===== PROVIDED INFORMATION =====

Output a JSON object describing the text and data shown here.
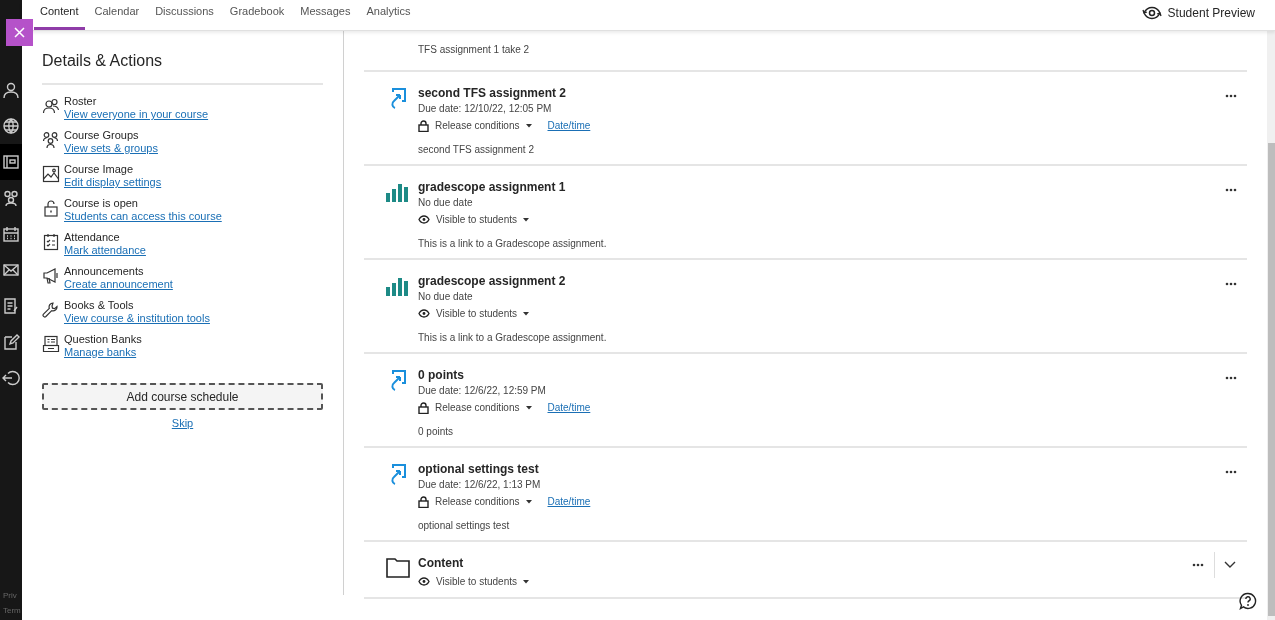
{
  "tabs": [
    {
      "label": "Content",
      "selected": true
    },
    {
      "label": "Calendar",
      "selected": false
    },
    {
      "label": "Discussions",
      "selected": false
    },
    {
      "label": "Gradebook",
      "selected": false
    },
    {
      "label": "Messages",
      "selected": false
    },
    {
      "label": "Analytics",
      "selected": false
    }
  ],
  "student_preview": "Student Preview",
  "rail": {
    "items": [
      {
        "kind": "person",
        "selected": false
      },
      {
        "kind": "globe",
        "selected": false
      },
      {
        "kind": "course",
        "selected": true
      },
      {
        "kind": "groups",
        "selected": false
      },
      {
        "kind": "calendar",
        "selected": false
      },
      {
        "kind": "mail",
        "selected": false
      },
      {
        "kind": "grades",
        "selected": false
      },
      {
        "kind": "edit",
        "selected": false
      },
      {
        "kind": "exit",
        "selected": false
      }
    ],
    "footer": [
      "Priv",
      "Term"
    ]
  },
  "details": {
    "title": "Details & Actions",
    "actions": [
      {
        "kind": "roster",
        "label": "Roster",
        "link": "View everyone in your course"
      },
      {
        "kind": "groups",
        "label": "Course Groups",
        "link": "View sets & groups"
      },
      {
        "kind": "image",
        "label": "Course Image",
        "link": "Edit display settings"
      },
      {
        "kind": "open",
        "label": "Course is open",
        "link": "Students can access this course"
      },
      {
        "kind": "attendance",
        "label": "Attendance",
        "link": "Mark attendance"
      },
      {
        "kind": "announce",
        "label": "Announcements",
        "link": "Create announcement"
      },
      {
        "kind": "tools",
        "label": "Books & Tools",
        "link": "View course & institution tools"
      },
      {
        "kind": "banks",
        "label": "Question Banks",
        "link": "Manage banks"
      }
    ],
    "schedule_button": "Add course schedule",
    "skip_link": "Skip"
  },
  "content": [
    {
      "kind": "partial",
      "description": "TFS assignment 1 take 2"
    },
    {
      "kind": "assignment",
      "title": "second TFS assignment 2",
      "due": "Due date: 12/10/22, 12:05 PM",
      "visibility": {
        "kind": "release",
        "label": "Release conditions"
      },
      "date_link": "Date/time",
      "description": "second TFS assignment 2"
    },
    {
      "kind": "gradescope",
      "title": "gradescope assignment 1",
      "due": "No due date",
      "visibility": {
        "kind": "visible",
        "label": "Visible to students"
      },
      "description": "This is a link to a Gradescope assignment."
    },
    {
      "kind": "gradescope",
      "title": "gradescope assignment 2",
      "due": "No due date",
      "visibility": {
        "kind": "visible",
        "label": "Visible to students"
      },
      "description": "This is a link to a Gradescope assignment."
    },
    {
      "kind": "assignment",
      "title": "0 points",
      "due": "Due date: 12/6/22, 12:59 PM",
      "visibility": {
        "kind": "release",
        "label": "Release conditions"
      },
      "date_link": "Date/time",
      "description": "0 points"
    },
    {
      "kind": "assignment",
      "title": "optional settings test",
      "due": "Due date: 12/6/22, 1:13 PM",
      "visibility": {
        "kind": "release",
        "label": "Release conditions"
      },
      "date_link": "Date/time",
      "description": "optional settings test"
    },
    {
      "kind": "folder",
      "title": "Content",
      "visibility": {
        "kind": "visible",
        "label": "Visible to students"
      },
      "expandable": true
    }
  ]
}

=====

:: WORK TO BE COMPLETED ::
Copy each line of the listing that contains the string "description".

:: RESPONSE AREA ::
      "description": "TFS assignment 1 take 2"
      "description": "second TFS assignment 2"
      "description": "This is a link to a Gradescope assignment."
      "description": "This is a link to a Gradescope assignment."
      "description": "0 points"
      "description": "optional settings test"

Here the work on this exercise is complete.